Recently I talked about the difference between literary talent and story talent, and this series is all about developing the story-talent side of a writer’s repertoire. Often we think there is only one way to structure and design a story. Yes, I’m talking about the influence of three-act structure, the hero’s journey, and Aristotle. Well, it turns out these ideas are not the only possibilities, and are actually pretty limiting!
And man, do I get excited when I read quotes like this:
Three act structure and Aristotilean terms (i.e. rising action, climax, denouement) “are so broad and theoretical as to be almost meaningless … they have no practical value for storytellers … [They are] surprisingly narrow … extremely theoretical and difficult to put into practice … Three act structure is hopelessly simplistic and in many ways just plain wrong. ” – John Truby (The Anatomy of Story).
He blew my mind when I read that quote. So, I set out to see what other options are available for structure and story design. This blog series will give an overview of what I learned on that journey. It will start with three-act structure and the hero’s journey (so we’re all on the same page), and then push to explore the limitations of that structure, and the other options available!
Here’s the blurb for my lecture:
Organic Architecture: Structure, Screenwriting, and Story Design
Thanks to American film, you may think that the only way to plot and structure your story is with three acts and a hero’s journey. But do you ever feel limited by this recipe? What if your novel doesn’t even fit into this template? From the point of view of a screenwriter-turned-novelist, this lecture will explore the limitations of classic design, then push into the wild-and-woolly territory of alternative plots and structures.
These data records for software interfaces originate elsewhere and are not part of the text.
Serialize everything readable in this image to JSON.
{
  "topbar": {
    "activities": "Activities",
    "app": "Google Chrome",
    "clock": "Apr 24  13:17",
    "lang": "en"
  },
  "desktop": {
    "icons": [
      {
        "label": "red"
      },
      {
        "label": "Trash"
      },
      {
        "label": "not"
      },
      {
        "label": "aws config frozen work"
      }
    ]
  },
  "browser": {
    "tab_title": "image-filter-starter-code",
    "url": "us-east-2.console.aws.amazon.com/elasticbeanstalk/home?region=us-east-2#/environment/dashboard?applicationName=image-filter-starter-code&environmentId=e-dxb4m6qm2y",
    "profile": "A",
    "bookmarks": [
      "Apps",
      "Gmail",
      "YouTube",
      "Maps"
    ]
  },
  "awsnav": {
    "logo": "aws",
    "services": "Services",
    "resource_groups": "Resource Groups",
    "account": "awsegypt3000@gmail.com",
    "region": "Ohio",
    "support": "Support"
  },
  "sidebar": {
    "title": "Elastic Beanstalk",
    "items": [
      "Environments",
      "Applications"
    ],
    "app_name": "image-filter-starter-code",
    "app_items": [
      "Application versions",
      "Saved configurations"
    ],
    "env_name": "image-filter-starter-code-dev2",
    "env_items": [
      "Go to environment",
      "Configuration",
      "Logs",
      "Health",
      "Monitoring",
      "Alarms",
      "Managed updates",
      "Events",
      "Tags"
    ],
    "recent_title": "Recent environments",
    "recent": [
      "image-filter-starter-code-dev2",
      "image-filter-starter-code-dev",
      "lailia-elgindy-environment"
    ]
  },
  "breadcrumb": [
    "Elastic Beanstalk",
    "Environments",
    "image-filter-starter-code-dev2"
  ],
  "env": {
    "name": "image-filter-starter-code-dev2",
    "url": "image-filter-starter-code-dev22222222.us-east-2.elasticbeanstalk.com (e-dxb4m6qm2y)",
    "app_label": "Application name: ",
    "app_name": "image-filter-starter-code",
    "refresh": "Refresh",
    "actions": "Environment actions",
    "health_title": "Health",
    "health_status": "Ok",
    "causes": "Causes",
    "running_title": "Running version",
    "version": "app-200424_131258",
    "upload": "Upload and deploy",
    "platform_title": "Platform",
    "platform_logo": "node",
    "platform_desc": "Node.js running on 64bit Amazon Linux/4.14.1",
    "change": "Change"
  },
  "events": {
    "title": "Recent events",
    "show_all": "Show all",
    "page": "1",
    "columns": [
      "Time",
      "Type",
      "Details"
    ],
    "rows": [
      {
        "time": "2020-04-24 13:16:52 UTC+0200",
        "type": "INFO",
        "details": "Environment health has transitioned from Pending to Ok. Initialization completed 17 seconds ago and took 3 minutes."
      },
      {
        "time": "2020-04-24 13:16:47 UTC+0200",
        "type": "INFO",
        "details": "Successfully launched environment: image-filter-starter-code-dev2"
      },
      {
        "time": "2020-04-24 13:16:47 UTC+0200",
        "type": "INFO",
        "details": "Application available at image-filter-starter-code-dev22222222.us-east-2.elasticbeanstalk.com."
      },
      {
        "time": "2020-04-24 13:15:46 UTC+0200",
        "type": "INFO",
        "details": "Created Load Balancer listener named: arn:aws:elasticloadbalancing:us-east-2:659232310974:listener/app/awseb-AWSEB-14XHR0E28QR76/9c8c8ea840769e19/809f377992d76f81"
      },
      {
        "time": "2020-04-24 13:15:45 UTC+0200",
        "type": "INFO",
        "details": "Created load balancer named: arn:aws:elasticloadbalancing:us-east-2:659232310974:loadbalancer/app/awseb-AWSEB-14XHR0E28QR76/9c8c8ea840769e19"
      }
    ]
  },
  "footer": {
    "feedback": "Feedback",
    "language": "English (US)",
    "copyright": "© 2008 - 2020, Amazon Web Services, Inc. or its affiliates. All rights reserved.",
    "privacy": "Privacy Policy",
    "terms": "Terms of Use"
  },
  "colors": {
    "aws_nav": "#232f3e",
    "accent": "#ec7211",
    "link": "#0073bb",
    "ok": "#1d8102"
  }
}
What if you could develop a story design that is unique to your novel, and arises organically from its premise, characters, setting, and themes? Unchain yourself from formulaic storytelling and see how many options are really at your fingertips! Familiarity with the film Toy Story is suggested. Core Topics: Plot/Structure, Writing Process, Character, Theme.
Please stay tuned for this exciting blog series which will cover:
- Arch Plot and Classic Design
- The Limitations of Classic Design
- Alternative Plot Types
- Alternative Story Structures
- Designing Principals
- Finding Your Stories Organic Architecture